*** Opening Records provided ***
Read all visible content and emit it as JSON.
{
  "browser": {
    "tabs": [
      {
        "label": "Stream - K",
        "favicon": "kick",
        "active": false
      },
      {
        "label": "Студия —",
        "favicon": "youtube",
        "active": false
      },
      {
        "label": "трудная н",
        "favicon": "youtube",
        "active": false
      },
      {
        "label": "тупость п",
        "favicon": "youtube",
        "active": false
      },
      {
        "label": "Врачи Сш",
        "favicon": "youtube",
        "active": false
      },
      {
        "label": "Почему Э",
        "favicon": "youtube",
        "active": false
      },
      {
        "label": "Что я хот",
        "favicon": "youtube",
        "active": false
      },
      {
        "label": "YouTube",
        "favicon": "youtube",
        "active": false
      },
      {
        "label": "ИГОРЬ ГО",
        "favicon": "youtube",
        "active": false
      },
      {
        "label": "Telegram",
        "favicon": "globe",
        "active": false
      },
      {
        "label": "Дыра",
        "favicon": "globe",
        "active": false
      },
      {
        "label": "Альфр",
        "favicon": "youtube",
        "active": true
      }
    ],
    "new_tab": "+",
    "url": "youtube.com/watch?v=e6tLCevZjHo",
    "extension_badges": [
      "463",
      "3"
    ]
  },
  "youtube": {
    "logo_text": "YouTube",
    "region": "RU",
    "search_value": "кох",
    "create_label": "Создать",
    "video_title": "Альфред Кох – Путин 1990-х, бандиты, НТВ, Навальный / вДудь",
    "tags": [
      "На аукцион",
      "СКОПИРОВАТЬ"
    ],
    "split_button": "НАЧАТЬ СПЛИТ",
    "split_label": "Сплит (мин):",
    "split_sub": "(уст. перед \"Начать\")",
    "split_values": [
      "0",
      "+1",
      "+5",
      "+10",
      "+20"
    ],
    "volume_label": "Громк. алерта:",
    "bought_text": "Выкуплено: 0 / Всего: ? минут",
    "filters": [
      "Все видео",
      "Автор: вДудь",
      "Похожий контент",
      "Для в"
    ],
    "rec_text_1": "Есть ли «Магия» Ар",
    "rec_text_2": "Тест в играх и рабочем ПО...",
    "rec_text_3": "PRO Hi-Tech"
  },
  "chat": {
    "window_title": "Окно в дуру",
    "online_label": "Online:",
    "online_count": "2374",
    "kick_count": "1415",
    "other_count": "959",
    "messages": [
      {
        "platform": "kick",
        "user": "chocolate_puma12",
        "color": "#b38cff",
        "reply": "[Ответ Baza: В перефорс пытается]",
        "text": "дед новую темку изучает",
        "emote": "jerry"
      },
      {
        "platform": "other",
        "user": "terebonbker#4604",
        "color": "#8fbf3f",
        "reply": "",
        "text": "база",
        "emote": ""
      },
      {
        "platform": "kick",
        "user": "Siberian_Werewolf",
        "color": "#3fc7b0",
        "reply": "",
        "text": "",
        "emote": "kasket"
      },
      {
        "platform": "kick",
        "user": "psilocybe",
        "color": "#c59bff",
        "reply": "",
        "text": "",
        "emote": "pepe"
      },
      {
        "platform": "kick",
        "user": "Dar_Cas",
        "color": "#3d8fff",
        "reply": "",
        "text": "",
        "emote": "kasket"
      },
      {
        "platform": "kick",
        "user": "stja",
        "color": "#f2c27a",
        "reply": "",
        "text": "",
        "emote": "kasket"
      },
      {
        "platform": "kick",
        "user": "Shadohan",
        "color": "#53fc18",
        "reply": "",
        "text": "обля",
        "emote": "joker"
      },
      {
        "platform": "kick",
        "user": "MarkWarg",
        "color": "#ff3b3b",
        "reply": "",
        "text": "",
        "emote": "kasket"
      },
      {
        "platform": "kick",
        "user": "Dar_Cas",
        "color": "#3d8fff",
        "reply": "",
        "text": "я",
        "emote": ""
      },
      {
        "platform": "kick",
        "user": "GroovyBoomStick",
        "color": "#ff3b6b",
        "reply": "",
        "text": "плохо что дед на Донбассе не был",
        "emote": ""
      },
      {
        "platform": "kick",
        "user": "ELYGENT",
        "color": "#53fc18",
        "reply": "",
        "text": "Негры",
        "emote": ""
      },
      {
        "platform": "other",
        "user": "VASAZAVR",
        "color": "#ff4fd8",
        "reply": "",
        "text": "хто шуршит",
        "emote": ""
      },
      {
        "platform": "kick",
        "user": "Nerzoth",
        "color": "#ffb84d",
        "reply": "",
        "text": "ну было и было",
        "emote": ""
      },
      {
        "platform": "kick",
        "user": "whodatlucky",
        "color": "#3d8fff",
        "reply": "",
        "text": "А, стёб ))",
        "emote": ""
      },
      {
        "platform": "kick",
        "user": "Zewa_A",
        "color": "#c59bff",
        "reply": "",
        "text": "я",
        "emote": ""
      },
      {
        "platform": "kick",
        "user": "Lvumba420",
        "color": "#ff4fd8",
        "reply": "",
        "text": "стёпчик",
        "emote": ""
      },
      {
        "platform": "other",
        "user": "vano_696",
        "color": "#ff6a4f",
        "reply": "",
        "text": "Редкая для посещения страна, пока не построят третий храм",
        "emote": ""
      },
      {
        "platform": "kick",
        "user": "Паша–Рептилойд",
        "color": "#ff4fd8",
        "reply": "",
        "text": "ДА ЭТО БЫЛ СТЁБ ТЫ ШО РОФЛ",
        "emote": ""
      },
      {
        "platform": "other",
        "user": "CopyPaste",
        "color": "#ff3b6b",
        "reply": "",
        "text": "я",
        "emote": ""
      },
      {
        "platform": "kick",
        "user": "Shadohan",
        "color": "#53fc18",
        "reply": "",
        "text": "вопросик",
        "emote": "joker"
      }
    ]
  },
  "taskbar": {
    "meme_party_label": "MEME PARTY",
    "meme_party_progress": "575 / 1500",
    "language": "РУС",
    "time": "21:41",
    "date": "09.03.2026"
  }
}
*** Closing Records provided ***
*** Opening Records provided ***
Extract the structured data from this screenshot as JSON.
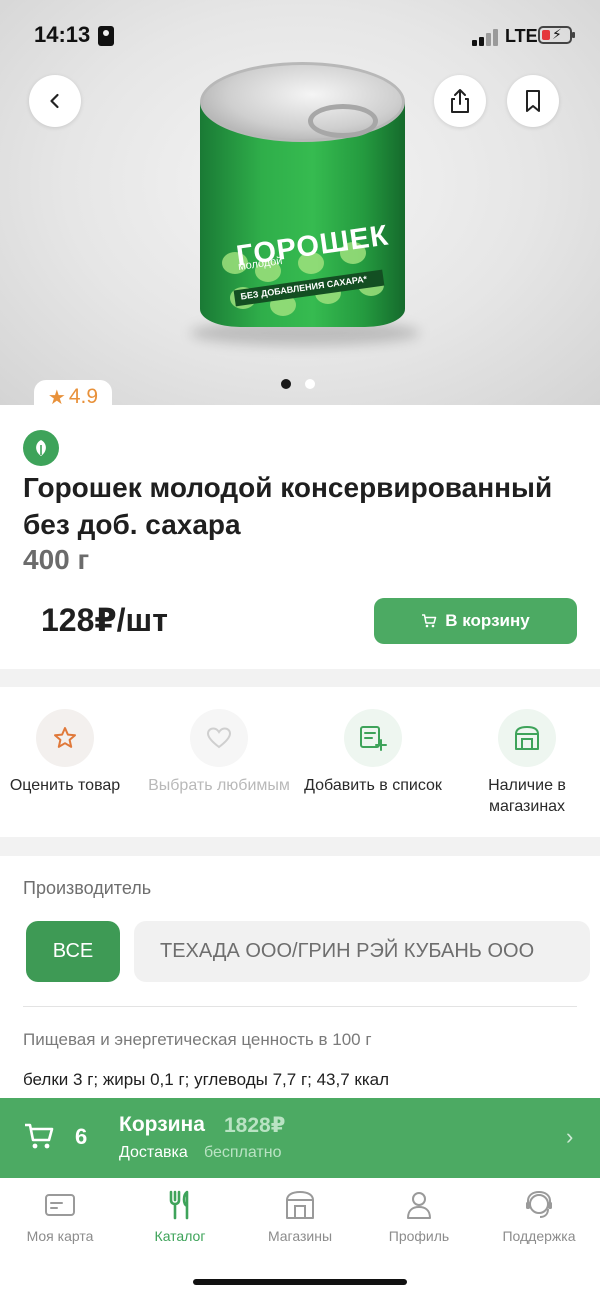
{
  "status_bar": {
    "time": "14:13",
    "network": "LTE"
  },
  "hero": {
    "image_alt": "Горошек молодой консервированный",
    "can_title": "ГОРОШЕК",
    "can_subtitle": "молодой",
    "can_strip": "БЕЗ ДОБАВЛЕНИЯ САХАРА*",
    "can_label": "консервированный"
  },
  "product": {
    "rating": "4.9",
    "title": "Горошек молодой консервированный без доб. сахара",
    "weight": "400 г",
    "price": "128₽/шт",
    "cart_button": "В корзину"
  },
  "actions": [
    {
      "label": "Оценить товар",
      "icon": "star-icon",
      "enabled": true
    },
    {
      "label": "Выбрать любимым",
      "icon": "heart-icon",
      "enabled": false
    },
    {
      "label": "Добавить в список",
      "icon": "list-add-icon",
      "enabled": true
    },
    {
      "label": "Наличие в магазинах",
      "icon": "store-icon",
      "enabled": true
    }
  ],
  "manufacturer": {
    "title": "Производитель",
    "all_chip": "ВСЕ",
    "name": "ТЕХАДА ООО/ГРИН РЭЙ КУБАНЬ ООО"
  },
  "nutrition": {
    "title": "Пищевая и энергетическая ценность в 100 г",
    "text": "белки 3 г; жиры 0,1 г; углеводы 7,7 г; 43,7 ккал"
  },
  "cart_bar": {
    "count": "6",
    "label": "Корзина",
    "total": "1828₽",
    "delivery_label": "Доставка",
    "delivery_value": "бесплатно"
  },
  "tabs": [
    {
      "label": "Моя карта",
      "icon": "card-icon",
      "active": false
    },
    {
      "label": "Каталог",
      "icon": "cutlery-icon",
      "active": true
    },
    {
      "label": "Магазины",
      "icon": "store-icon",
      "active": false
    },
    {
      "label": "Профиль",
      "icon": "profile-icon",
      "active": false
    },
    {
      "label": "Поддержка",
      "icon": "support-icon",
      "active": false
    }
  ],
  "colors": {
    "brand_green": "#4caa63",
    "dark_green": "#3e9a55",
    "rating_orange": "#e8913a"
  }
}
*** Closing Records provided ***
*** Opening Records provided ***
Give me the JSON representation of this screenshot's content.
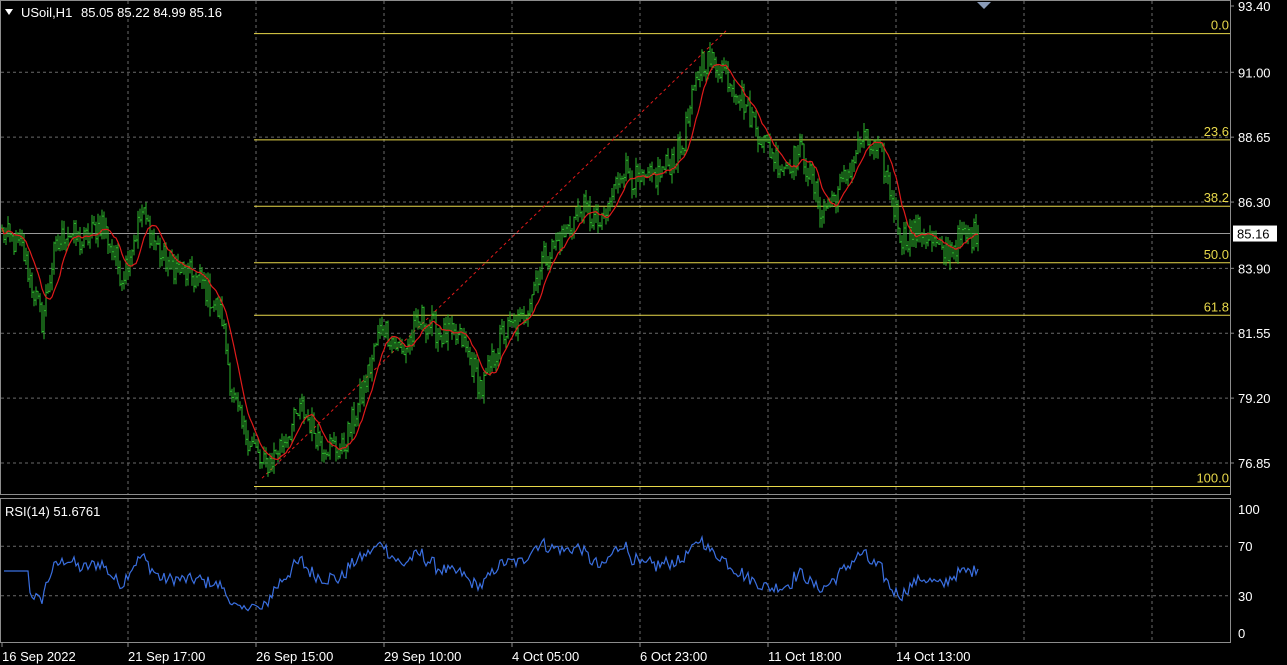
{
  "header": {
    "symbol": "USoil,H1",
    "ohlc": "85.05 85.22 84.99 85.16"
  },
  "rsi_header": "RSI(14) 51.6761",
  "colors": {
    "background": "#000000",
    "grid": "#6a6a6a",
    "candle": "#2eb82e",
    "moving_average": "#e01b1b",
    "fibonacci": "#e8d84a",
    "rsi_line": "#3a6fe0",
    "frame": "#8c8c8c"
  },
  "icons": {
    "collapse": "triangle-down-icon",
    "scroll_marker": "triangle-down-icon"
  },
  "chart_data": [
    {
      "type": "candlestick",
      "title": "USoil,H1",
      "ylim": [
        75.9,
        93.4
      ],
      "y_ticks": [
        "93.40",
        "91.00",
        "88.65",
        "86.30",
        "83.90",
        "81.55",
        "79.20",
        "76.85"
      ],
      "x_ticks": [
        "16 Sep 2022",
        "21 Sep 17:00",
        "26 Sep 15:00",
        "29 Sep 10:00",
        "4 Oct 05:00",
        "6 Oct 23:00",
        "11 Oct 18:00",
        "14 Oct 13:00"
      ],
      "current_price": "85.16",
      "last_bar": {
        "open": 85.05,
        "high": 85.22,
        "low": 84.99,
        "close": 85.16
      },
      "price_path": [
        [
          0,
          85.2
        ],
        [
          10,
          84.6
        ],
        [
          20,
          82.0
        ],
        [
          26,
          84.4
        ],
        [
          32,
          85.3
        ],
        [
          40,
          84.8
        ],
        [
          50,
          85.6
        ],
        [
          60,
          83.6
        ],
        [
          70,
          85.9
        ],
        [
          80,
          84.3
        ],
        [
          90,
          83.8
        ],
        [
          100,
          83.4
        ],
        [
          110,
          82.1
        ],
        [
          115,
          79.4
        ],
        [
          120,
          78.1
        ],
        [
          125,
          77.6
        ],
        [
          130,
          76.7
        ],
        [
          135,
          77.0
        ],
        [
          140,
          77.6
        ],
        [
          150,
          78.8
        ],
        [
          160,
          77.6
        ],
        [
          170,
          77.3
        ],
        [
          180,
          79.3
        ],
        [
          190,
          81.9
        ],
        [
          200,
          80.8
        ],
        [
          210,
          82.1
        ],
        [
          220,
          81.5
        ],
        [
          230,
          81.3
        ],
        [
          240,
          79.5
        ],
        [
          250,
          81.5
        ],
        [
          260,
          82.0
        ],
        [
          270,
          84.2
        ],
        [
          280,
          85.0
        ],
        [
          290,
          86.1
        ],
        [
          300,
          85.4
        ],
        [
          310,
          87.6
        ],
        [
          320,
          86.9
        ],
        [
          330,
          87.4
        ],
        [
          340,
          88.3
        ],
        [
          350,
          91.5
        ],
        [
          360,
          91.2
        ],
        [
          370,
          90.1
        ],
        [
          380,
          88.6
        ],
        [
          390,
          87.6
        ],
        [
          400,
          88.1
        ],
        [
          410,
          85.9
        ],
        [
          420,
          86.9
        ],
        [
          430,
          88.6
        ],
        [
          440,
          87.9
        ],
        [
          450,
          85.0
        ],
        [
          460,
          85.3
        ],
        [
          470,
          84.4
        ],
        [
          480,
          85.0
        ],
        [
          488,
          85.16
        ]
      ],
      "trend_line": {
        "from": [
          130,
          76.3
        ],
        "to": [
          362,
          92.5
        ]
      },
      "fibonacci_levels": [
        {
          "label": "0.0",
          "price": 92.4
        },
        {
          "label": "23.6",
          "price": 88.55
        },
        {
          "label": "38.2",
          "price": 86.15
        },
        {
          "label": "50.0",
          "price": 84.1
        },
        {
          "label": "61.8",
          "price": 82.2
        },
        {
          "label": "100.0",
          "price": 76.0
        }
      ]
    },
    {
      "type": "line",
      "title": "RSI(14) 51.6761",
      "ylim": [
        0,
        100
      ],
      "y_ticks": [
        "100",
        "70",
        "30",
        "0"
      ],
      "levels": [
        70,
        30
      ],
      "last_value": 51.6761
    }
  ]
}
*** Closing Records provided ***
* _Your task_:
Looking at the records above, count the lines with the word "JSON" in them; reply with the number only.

* _Response_:
3